As I have repeatedly pointed out in my Blog, the Orange Line drivers do not maintain exact count as do drivers on all other lines. To me, Orange Line success would be signaled by an increase in fare collections system wide with a corresponding increase in fare collection for the Valley sector. I maintain that a certain percentage of Orange Line riders are those who rode the Ventura Bl Rapid Line, number 750, or other Valley lines which suffered cutbacks and now use the Orange Line.
There is the obligatory comment from Zev claiming at least partial fatherhood of the Orange Line. This time, however, Zev's inspiration came from Brazil, not the Miami Busway as was reported in the Los Angeles Times months ago. Perhaps the Brazilian system was not plagued with early accidents as was the Miami system and our own Orange Line. Then again, he may be trying to rationalize his junket, er, I mean, fact finding trip to Brazil. Was it around Carnival time, I wonder??
This article is balanced by citing complaints, like a quote from a former RTD executive, Tom Rubin. He says, “This is not a good investment of public funds. 'Rapid Buses would be faster, would have cost a small fraction [of that spent on the Orange Line] and for the same expenditure could have been put all over the Valley.” Bravo, Mr. Rubin!
There were also complaints from residents about noise.
It is hearting, but not too heartening, to hear that daily near-misses on the Orange Line are down from 200 during the first month of operation to only around two per day last month.
It is also time to restate my attitude towards the Bus Riders Union. ...

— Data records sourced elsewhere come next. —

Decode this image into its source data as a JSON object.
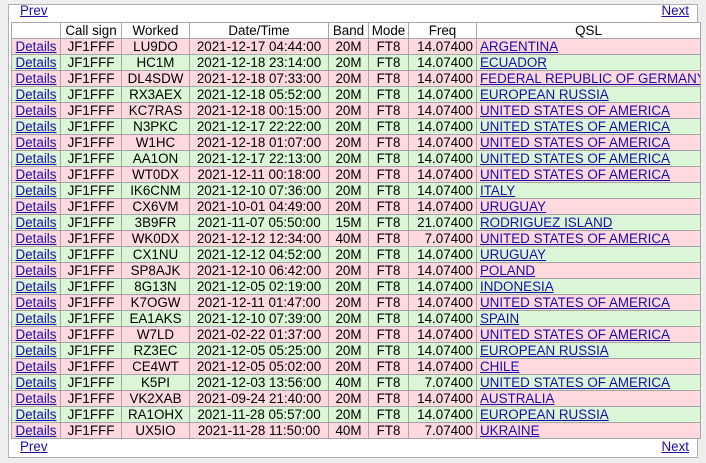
{
  "nav": {
    "prev": "Prev",
    "next": "Next"
  },
  "columns": [
    "",
    "Call sign",
    "Worked",
    "Date/Time",
    "Band",
    "Mode",
    "Freq",
    "QSL"
  ],
  "colors": {
    "pink_row": "#ffd9de",
    "green_row": "#dcf7d8",
    "link": "#1a0dab"
  },
  "rows": [
    {
      "details": "Details",
      "call": "JF1FFF",
      "worked": "LU9DO",
      "datetime": "2021-12-17 04:44:00",
      "band": "20M",
      "mode": "FT8",
      "freq": "14.07400",
      "qsl": "ARGENTINA",
      "row_style": "pink"
    },
    {
      "details": "Details",
      "call": "JF1FFF",
      "worked": "HC1M",
      "datetime": "2021-12-18 23:14:00",
      "band": "20M",
      "mode": "FT8",
      "freq": "14.07400",
      "qsl": "ECUADOR",
      "row_style": "green"
    },
    {
      "details": "Details",
      "call": "JF1FFF",
      "worked": "DL4SDW",
      "datetime": "2021-12-18 07:33:00",
      "band": "20M",
      "mode": "FT8",
      "freq": "14.07400",
      "qsl": "FEDERAL REPUBLIC OF GERMANY",
      "row_style": "pink"
    },
    {
      "details": "Details",
      "call": "JF1FFF",
      "worked": "RX3AEX",
      "datetime": "2021-12-18 05:52:00",
      "band": "20M",
      "mode": "FT8",
      "freq": "14.07400",
      "qsl": "EUROPEAN RUSSIA",
      "row_style": "green"
    },
    {
      "details": "Details",
      "call": "JF1FFF",
      "worked": "KC7RAS",
      "datetime": "2021-12-18 00:15:00",
      "band": "20M",
      "mode": "FT8",
      "freq": "14.07400",
      "qsl": "UNITED STATES OF AMERICA",
      "row_style": "pink"
    },
    {
      "details": "Details",
      "call": "JF1FFF",
      "worked": "N3PKC",
      "datetime": "2021-12-17 22:22:00",
      "band": "20M",
      "mode": "FT8",
      "freq": "14.07400",
      "qsl": "UNITED STATES OF AMERICA",
      "row_style": "green"
    },
    {
      "details": "Details",
      "call": "JF1FFF",
      "worked": "W1HC",
      "datetime": "2021-12-18 01:07:00",
      "band": "20M",
      "mode": "FT8",
      "freq": "14.07400",
      "qsl": "UNITED STATES OF AMERICA",
      "row_style": "pink"
    },
    {
      "details": "Details",
      "call": "JF1FFF",
      "worked": "AA1ON",
      "datetime": "2021-12-17 22:13:00",
      "band": "20M",
      "mode": "FT8",
      "freq": "14.07400",
      "qsl": "UNITED STATES OF AMERICA",
      "row_style": "green"
    },
    {
      "details": "Details",
      "call": "JF1FFF",
      "worked": "WT0DX",
      "datetime": "2021-12-11 00:18:00",
      "band": "20M",
      "mode": "FT8",
      "freq": "14.07400",
      "qsl": "UNITED STATES OF AMERICA",
      "row_style": "pink"
    },
    {
      "details": "Details",
      "call": "JF1FFF",
      "worked": "IK6CNM",
      "datetime": "2021-12-10 07:36:00",
      "band": "20M",
      "mode": "FT8",
      "freq": "14.07400",
      "qsl": "ITALY",
      "row_style": "green"
    },
    {
      "details": "Details",
      "call": "JF1FFF",
      "worked": "CX6VM",
      "datetime": "2021-10-01 04:49:00",
      "band": "20M",
      "mode": "FT8",
      "freq": "14.07400",
      "qsl": "URUGUAY",
      "row_style": "pink"
    },
    {
      "details": "Details",
      "call": "JF1FFF",
      "worked": "3B9FR",
      "datetime": "2021-11-07 05:50:00",
      "band": "15M",
      "mode": "FT8",
      "freq": "21.07400",
      "qsl": "RODRIGUEZ ISLAND",
      "row_style": "green"
    },
    {
      "details": "Details",
      "call": "JF1FFF",
      "worked": "WK0DX",
      "datetime": "2021-12-12 12:34:00",
      "band": "40M",
      "mode": "FT8",
      "freq": "7.07400",
      "qsl": "UNITED STATES OF AMERICA",
      "row_style": "pink"
    },
    {
      "details": "Details",
      "call": "JF1FFF",
      "worked": "CX1NU",
      "datetime": "2021-12-12 04:52:00",
      "band": "20M",
      "mode": "FT8",
      "freq": "14.07400",
      "qsl": "URUGUAY",
      "row_style": "green"
    },
    {
      "details": "Details",
      "call": "JF1FFF",
      "worked": "SP8AJK",
      "datetime": "2021-12-10 06:42:00",
      "band": "20M",
      "mode": "FT8",
      "freq": "14.07400",
      "qsl": "POLAND",
      "row_style": "pink"
    },
    {
      "details": "Details",
      "call": "JF1FFF",
      "worked": "8G13N",
      "datetime": "2021-12-05 02:19:00",
      "band": "20M",
      "mode": "FT8",
      "freq": "14.07400",
      "qsl": "INDONESIA",
      "row_style": "green"
    },
    {
      "details": "Details",
      "call": "JF1FFF",
      "worked": "K7OGW",
      "datetime": "2021-12-11 01:47:00",
      "band": "20M",
      "mode": "FT8",
      "freq": "14.07400",
      "qsl": "UNITED STATES OF AMERICA",
      "row_style": "pink"
    },
    {
      "details": "Details",
      "call": "JF1FFF",
      "worked": "EA1AKS",
      "datetime": "2021-12-10 07:39:00",
      "band": "20M",
      "mode": "FT8",
      "freq": "14.07400",
      "qsl": "SPAIN",
      "row_style": "green"
    },
    {
      "details": "Details",
      "call": "JF1FFF",
      "worked": "W7LD",
      "datetime": "2021-02-22 01:37:00",
      "band": "20M",
      "mode": "FT8",
      "freq": "14.07400",
      "qsl": "UNITED STATES OF AMERICA",
      "row_style": "pink"
    },
    {
      "details": "Details",
      "call": "JF1FFF",
      "worked": "RZ3EC",
      "datetime": "2021-12-05 05:25:00",
      "band": "20M",
      "mode": "FT8",
      "freq": "14.07400",
      "qsl": "EUROPEAN RUSSIA",
      "row_style": "green"
    },
    {
      "details": "Details",
      "call": "JF1FFF",
      "worked": "CE4WT",
      "datetime": "2021-12-05 05:02:00",
      "band": "20M",
      "mode": "FT8",
      "freq": "14.07400",
      "qsl": "CHILE",
      "row_style": "pink"
    },
    {
      "details": "Details",
      "call": "JF1FFF",
      "worked": "K5PI",
      "datetime": "2021-12-03 13:56:00",
      "band": "40M",
      "mode": "FT8",
      "freq": "7.07400",
      "qsl": "UNITED STATES OF AMERICA",
      "row_style": "green"
    },
    {
      "details": "Details",
      "call": "JF1FFF",
      "worked": "VK2XAB",
      "datetime": "2021-09-24 21:40:00",
      "band": "20M",
      "mode": "FT8",
      "freq": "14.07400",
      "qsl": "AUSTRALIA",
      "row_style": "pink"
    },
    {
      "details": "Details",
      "call": "JF1FFF",
      "worked": "RA1OHX",
      "datetime": "2021-11-28 05:57:00",
      "band": "20M",
      "mode": "FT8",
      "freq": "14.07400",
      "qsl": "EUROPEAN RUSSIA",
      "row_style": "green"
    },
    {
      "details": "Details",
      "call": "JF1FFF",
      "worked": "UX5IO",
      "datetime": "2021-11-28 11:50:00",
      "band": "40M",
      "mode": "FT8",
      "freq": "7.07400",
      "qsl": "UKRAINE",
      "row_style": "pink"
    }
  ]
}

Although I applaud the BRU's (Bus Rider's Union) effort to improve area transportation, I feel and have always felt that they define their charter too narrowly. In limiting their concerns to buses they do a disservice to their constituents and to all users of public transportation in our region. My suggestion? Rename themselves the “Metro Riders Union” and learn about transportation systems so that they are conversant with the structure, organization and functions of a multi-mode transportation system. That way they could lend their weight to important issues in other modes (rail and subway) of transportation which they currently ignore other than to whine “It's not a bus”.
The Mole Rides Again - so that you won't have to suffer “land sickness” at the hands of a First Transit driver

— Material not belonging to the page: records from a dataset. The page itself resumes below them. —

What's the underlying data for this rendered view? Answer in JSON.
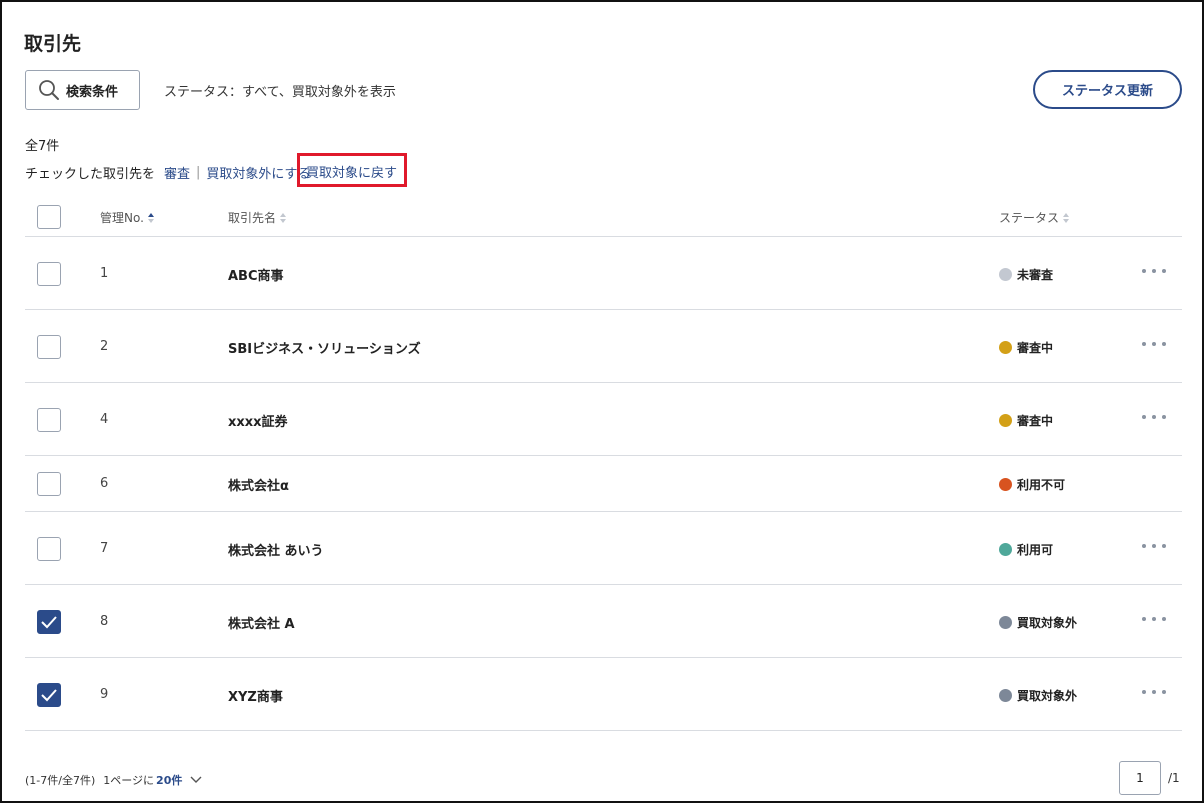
{
  "page": {
    "title": "取引先"
  },
  "toolbar": {
    "search_label": "検索条件",
    "filter_text": "ステータス：すべて、買取対象外を表示",
    "status_update_label": "ステータス更新"
  },
  "summary": {
    "total": "全7件"
  },
  "bulk_actions": {
    "prefix": "チェックした取引先を",
    "review": "審査",
    "exclude": "買取対象外にする",
    "restore": "買取対象に戻す"
  },
  "table": {
    "headers": {
      "id": "管理No.",
      "name": "取引先名",
      "status": "ステータス"
    },
    "rows": [
      {
        "id": "1",
        "name": "ABC商事",
        "status": "未審査",
        "status_color": "#c3c8d1",
        "checked": false,
        "has_menu": true
      },
      {
        "id": "2",
        "name": "SBIビジネス・ソリューションズ",
        "status": "審査中",
        "status_color": "#d3a017",
        "checked": false,
        "has_menu": true
      },
      {
        "id": "4",
        "name": "xxxx証券",
        "status": "審査中",
        "status_color": "#d3a017",
        "checked": false,
        "has_menu": true
      },
      {
        "id": "6",
        "name": "株式会社α",
        "status": "利用不可",
        "status_color": "#d8531f",
        "checked": false,
        "has_menu": false
      },
      {
        "id": "7",
        "name": "株式会社 あいう",
        "status": "利用可",
        "status_color": "#4fa89a",
        "checked": false,
        "has_menu": true
      },
      {
        "id": "8",
        "name": "株式会社 A",
        "status": "買取対象外",
        "status_color": "#7d8898",
        "checked": true,
        "has_menu": true
      },
      {
        "id": "9",
        "name": "XYZ商事",
        "status": "買取対象外",
        "status_color": "#7d8898",
        "checked": true,
        "has_menu": true
      }
    ]
  },
  "footer": {
    "range": "(1-7件/全7件)",
    "per_page_prefix": "1ページに",
    "per_page_value": "20件",
    "page_current": "1",
    "page_total": "/1"
  }
}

I am riding a 333 Line bus, number 1380, driven by operator 16129, a slim Asian man. He punches expiration times into a batch of “Muni Transfers”, then taps his punch on a support bar to clear the chad (small pieces of paper that are punched out). The chad fall to the bus floor even though the trash back is within a stretch of his seat.
The First Transit drivers, as I have previously reported, are rough. This 232 bus jerks along, accelerate, brake, accelerate, brake ... Where are those little airline bags when you need them?
Urangoa, Rachel, “MTA won't raise fares for one year” Daily News 9 May 2006:3
Guccione, Jean, “No Fare Hikes in MTA Budget Plan” Los Angeles Times 9 May 2006:B1
Bartholomew, Dana, “Coach travel lures drivers” Daily News 27 Apr. 2006:1
Liu, Caitlin, “Outside Auditors to Review MTA Project” Los Angeles Times 22 Jan. 2005:B3